  2. Jakob Jakobsen and Claudio Orlandi, “On the CCA (in)security of MTProto
  3. Telegram FAQ, Telegram
  4. ECB, Cryptowiki
  5. CBC, Cryptowiki
  6. AES Standard, NIST
Susan Morrow
Susan Morrow

Susan Morrow is a cybersecurity and digital identity expert with over 20 years of experience. Before moving into the tech sector, she was an analytical chemist working in environmental and pharmaceutical analysis. Currently, Susan is Head of R&D at UK-based Avoco Secure.

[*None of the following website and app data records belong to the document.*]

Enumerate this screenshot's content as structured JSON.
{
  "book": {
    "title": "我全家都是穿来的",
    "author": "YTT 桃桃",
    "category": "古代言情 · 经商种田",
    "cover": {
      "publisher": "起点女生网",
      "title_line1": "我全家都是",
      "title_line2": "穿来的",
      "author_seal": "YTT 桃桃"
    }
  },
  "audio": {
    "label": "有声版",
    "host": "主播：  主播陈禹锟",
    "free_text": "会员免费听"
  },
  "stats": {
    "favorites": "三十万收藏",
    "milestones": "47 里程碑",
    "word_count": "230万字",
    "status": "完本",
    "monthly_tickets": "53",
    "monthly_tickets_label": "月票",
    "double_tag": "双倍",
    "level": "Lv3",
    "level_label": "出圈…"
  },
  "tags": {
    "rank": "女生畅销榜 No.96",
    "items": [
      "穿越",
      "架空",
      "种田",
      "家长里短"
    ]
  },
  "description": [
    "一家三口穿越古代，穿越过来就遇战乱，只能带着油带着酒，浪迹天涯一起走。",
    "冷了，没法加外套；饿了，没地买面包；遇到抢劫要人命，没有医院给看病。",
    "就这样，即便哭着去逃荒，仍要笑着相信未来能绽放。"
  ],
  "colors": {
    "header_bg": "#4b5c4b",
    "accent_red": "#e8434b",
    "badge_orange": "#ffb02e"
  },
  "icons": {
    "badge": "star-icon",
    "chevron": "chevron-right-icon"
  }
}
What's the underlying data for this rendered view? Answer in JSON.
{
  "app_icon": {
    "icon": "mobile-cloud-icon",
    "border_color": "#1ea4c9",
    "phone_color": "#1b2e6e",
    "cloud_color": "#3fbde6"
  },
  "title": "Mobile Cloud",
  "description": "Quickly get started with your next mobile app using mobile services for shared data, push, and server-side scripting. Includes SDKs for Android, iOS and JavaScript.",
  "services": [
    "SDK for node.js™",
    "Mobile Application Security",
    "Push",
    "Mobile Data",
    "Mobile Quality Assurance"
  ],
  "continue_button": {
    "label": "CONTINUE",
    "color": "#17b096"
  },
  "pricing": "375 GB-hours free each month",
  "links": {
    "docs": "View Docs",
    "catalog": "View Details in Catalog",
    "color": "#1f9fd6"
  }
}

Susan’s expertise includes usability, accessibility and data privacy within a consumer digital transaction context. She was named a 2020 Most Influential Women in UK Tech by Computer Weekly and shortlisted by WeAreTechWomen as a Top 100 Women in Tech. Susan is on the advisory board of Surfshark and Think Digital Partners, and regularly writes on identity and security for CSO Online and Infosec Resources. Her mantra is to ensure human beings control technology, not the other way around.